Canada's resource-heavy main stock index closed Monday at a two-week high, driven by gains in the materials and energy sectors in quiet end-of-summer trading.
A slew of economic news from Canada and the U.S. this week also helped boost Wall Street's stock indexes.
Investors were still digesting Friday's comments from Fed Chairman Jerome Powell that the U.S. central bank may need to raise interest rates further to ensure inflation is contained.
Focus now Shifts to a report on the U.S. personal consumption expenditures price index, the Fed's preferred inflation gauge, to be released on Thursday and non-farm payrolls data due on Friday.
'' t come out and say anything particularly hawkish or particularly unnerving to markets - that has proven to make this a bit of a risk-on day, even if he wasn't outright dovish either,'' said Ross Mayfield, investment strategy analyst at Baird.
The Toronto Stock Exchange's S&P/TSX composite index gained a record high of 189.39 points, or 0.95%, to 20,025.14, the highest since Aug. 15.
Energy was up 1.5% on Monday, driven by worries that further U.S. interest rate hikes could dent demand but supported by a potential supply disruption from a tropical storm off the U.S. Gulf Coast.
China has reduced a stamp duty on stock trading effective Monday in an effort to boost the market as a recovery sputters in the world's second-biggest economy.
The materials sector, which includes precious metals and base metals miners and fertilizer companies and is sensitive to the Chinese economy, has surged by 2.1%.
The heavily weighted financials sector advanced 1.1%, as major Canadian banks are expected to continue to report earnings this week.
Canada's second quarter GDP report on Friday may indicate a sharp slowdown in economic growth, according to a Reuters poll of economists, which could prompt the Bank of Canada to pause interest rate hikes.
The S&P 500 gained 0.63% to land at 4,433.31 at the end of the session.
The Dow Jones Industrial Average rose 0.682 points to 34,559.98, while the Nasdaq gained 0.84%.
Nvidia rose 1.78% and was the most traded stock in the S&P 500, with US$31 billion worth of the chipmaker's shares exchanged.
Other megacaps also gained, with Apple and Alphabet both bringing in 0.9%.
3M jumped 52% after a report that the company agreed to pay more than $5.5 billion to resolve over 300,000 lawsuits claiming it sold the U.S. military's defective combat earplugs.
Goldman Sachs gained 1.8% Monday after the lender struck a deal to sell an investment advisory business to wealth management firm Creative Planning LLC.
U.S.-listed shares of Chinese companies such as JD.com, Baidu, and Alibaba rallied more than 2% after China halved the stamp duty on stock trading.
The Commerce Secretary, Gina Raimondo, met with Chinese Commerce Minister Wang Wentao on Tuesday about restrictions on American businesses including Intel and Micron.

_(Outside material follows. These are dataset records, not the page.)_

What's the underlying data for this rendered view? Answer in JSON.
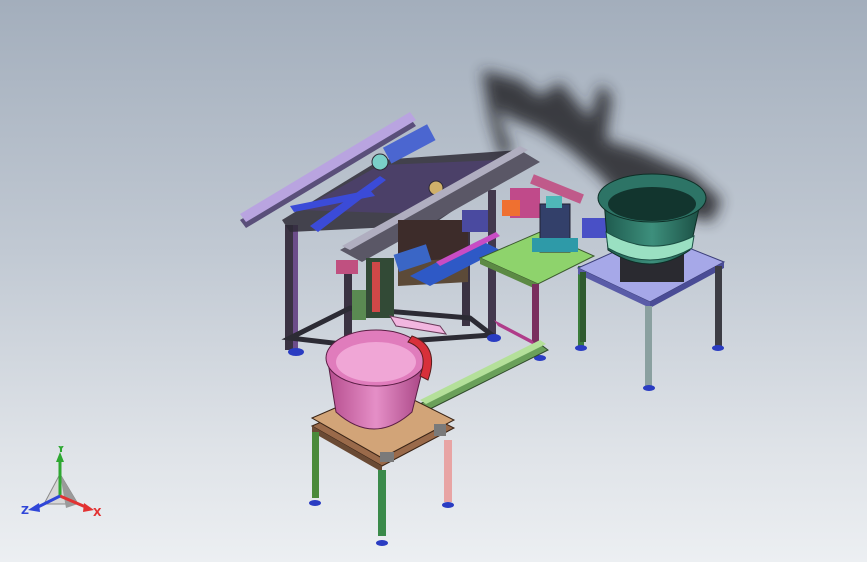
{
  "view": {
    "background_top": "#a3aebc",
    "background_bottom": "#eceff2"
  },
  "triad": {
    "x_label": "X",
    "y_label": "Y",
    "z_label": "Z",
    "x_color": "#e23232",
    "y_color": "#2ea832",
    "z_color": "#2f46d8"
  },
  "model": {
    "parts": [
      "main-frame",
      "top-rail",
      "conveyor-track",
      "mounting-plate",
      "pink-bowl-feeder",
      "green-bowl-feeder",
      "feeder-stand-left",
      "feeder-stand-right",
      "linear-feed-track"
    ]
  }
}
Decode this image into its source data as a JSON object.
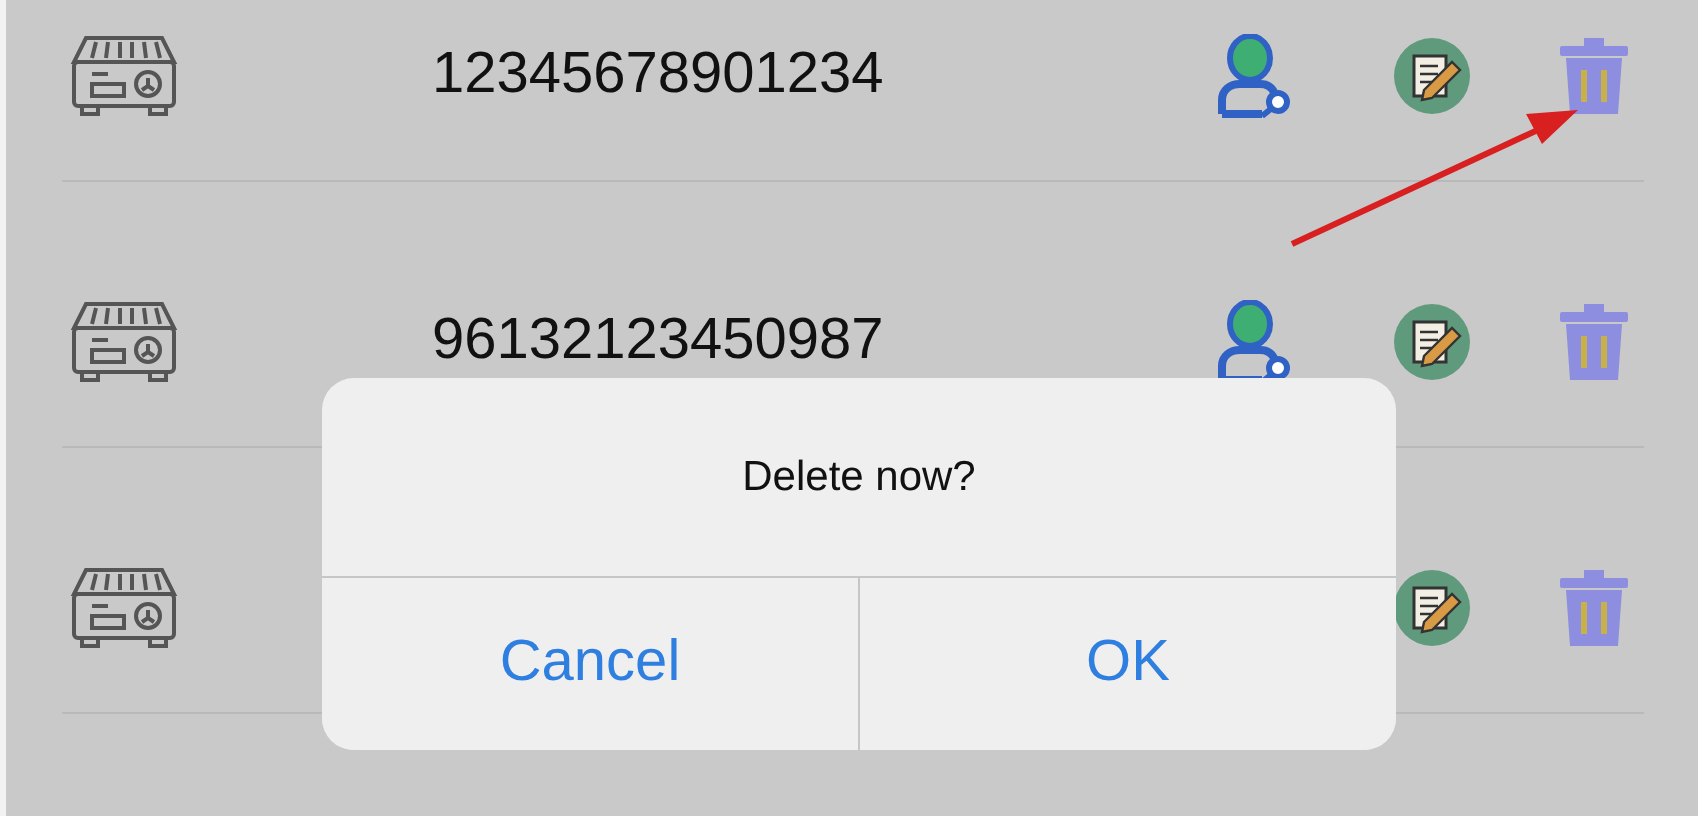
{
  "rows": [
    {
      "number": "12345678901234",
      "show_user": true
    },
    {
      "number": "96132123450987",
      "show_user": true
    },
    {
      "show_user": false
    }
  ],
  "dialog": {
    "message": "Delete now?",
    "buttons": [
      "Cancel",
      "OK"
    ]
  }
}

Intel's shares rose 1.1%, while Micron's was up 2.5%.
Horizon's shares were up 5.2% on the Nasdaq Stock Market.
Advancing issues outnumbered falling ones within the S&P 500 by a 5.5-to-one ratio. The Nasdaq index posted 54 new lows and 162 new highs, while the S&P 500 posted 10 new highs and 2 new lows. The volume of shares traded on U.S. exchanges was relatively mild, with 8.1 billion shares traded compared to an average of 10.8 billion shares over the past 20 sessions.